With Nicola having been in hospital for ten days, it was highly likely that no matter what we said to Grace, she’d still assume Nicola was there and indeed that proved to be the case for a few days after she died. After all, Nicola’s seizures and admittance to hospital for the final time all happened while Grace was fast asleep, and she was also at home asleep when Nicola died and I returned home, so there wasn’t a specific incident to which Grace could relate, which is perhaps thankful given something like witnessing the seizures could have traumatised her.
I decided I had to be quite frank with her. Using words like ‘died’ and telling her what cancer was played a part, mainly because I wanted to get across as much as I could that Nicola didn’t want to die, it wasn’t Nicola’s fault and above all it wasn’t Grace’s fault either. It was really important to ensure Grace didn’t feel like she’d done anything wrong or that she was in any way to blame for Nicola not being there.
To that end, telling her the news the morning after Nicola died was very difficult from my point of view. Inevitably, I was in tears trying to explain things and she saw I was upset and quickly wanted to ‘cuddle me better’. At the same time, she was trying to process what I was telling her.

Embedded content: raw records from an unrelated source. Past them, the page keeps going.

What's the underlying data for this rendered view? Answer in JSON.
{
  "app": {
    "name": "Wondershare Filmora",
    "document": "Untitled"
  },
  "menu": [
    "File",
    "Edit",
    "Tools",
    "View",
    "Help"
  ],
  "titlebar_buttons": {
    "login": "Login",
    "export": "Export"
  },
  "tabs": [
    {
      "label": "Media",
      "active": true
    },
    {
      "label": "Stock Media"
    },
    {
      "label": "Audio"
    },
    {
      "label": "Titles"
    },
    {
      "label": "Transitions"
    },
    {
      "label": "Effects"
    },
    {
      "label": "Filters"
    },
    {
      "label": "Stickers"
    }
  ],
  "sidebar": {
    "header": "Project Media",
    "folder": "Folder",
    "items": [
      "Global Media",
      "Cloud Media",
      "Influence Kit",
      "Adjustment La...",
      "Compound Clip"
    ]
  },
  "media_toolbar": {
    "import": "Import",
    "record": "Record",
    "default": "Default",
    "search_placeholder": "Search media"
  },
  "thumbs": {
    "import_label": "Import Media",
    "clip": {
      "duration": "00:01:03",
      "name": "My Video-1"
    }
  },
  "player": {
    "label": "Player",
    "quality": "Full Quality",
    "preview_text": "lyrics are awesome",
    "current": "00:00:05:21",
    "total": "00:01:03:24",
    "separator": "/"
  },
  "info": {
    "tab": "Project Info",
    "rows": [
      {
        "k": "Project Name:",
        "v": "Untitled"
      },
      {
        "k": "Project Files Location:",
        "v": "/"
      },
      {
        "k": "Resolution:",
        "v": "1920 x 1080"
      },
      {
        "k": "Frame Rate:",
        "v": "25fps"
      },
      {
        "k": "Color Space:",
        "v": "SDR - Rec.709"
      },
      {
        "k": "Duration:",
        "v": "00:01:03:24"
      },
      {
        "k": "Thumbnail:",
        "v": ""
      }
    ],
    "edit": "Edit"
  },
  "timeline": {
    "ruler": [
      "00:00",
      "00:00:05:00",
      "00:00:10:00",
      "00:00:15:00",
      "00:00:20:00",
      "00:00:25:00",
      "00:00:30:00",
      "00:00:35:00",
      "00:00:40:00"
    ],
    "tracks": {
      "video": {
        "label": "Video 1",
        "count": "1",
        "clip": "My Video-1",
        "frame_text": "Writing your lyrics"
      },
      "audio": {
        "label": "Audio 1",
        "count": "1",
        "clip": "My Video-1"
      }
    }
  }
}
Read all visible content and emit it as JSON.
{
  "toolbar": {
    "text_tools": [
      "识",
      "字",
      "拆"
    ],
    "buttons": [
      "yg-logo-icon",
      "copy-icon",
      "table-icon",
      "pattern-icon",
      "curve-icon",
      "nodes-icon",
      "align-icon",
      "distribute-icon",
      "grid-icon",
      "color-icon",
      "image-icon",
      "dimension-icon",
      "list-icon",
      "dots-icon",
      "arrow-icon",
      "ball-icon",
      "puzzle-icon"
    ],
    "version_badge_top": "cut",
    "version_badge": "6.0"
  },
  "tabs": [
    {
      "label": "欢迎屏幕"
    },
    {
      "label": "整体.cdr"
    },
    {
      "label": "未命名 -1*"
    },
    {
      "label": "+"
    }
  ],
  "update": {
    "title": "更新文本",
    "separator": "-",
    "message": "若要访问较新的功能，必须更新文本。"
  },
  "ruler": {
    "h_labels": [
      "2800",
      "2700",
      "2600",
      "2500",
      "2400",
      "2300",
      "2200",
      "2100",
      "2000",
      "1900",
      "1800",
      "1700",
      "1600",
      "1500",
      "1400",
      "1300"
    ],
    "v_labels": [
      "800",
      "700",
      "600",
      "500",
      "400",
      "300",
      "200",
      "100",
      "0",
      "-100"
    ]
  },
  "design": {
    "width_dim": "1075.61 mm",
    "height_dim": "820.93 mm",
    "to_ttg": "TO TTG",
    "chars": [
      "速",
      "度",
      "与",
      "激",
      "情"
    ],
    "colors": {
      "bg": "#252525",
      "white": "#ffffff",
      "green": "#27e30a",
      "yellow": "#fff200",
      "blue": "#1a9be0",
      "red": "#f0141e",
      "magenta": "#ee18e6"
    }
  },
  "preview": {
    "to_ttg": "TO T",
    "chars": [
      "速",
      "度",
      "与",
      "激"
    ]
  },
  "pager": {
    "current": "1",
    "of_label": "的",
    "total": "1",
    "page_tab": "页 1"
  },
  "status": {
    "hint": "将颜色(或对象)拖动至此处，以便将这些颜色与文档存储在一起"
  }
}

Understandably, it perhaps didn’t register too much. I’d told her that the doctors and nurses couldn’t make Mummy better anymore and that she had died. There was, of course, the necessity to try and sugar coat things without telling her anything that might give her hope Nicola would one day come back, so explaining that Mummy was so special that she’d been chosen to go and be an angel in the sky was the first step towards that.
It’s an idea Grace likes the thought of and it’s now habitual for her to say goodnight to Nicola at her bedroom window every evening, insisting that whoever she’s with does the same! It’s heart-breaking, but at the same time a comfort – and not just to Grace. It’s this relative innocence that is usually a therapy to those around her at times like this.
It’s important not to overload her with facts. It’s also pointless given she can only take so much in – quite often I’ll be talking to her about it and she’ll swiftly go off and play rather than be bombarded with emotional chat.
Older children, depending on age, would pose different levels of understanding and may need more coaching through it all. At three, it’s often a case of dealing with the odd question or comment which can occur at random times and catch you off guard. Then she gets on with doing what she was doing.
Day to day, Grace mentions her mum here and there and we have plenty of photos and videos to cast our eyes over. As I’ve said in a previous blog, the videos in particular are difficult because the sounds of Nicola’s voice and laughter are immediately enough to have me pining for her, but for Grace it’s so important to keep those images and sounds fresh in her mind so I’m learning to go with it.
Time will tell just how much Grace will be affected by what’s happened. Nicola was always pretty sure that somewhere along the line, she’ll be affected one way or another by not having one of her parents around and whilst I am sure that’s true, it doesn’t mean we can’t minimise that impact effectively. After all, as hard as it is for us to accept, Grace will live a vast proportion of her life without Nicola so will adapt accordingly and far better than the rest of us might, particularly given how young she was when she lost her.
Having read various accounts by other people on how they’ve dealt with similar situations, it’s clear, as with the grief process as a whole, that there’s no right or wrong way to do things and no guidebook to follow. It’s all down to knowing your child and understanding how their mind works, as well as looking out for any adverse reactions and addressing any quickly should they occur.
I’m pleased that so far things have gone well on that front and whilst it’s true that the road ahead will be a tough one, Grace’s personality, the days out we have together and the memories we create to add to those she has of her mum, will all be crucial factors in ensuring she grows up relatively unscathed by the events that have cast a shadow over her early years.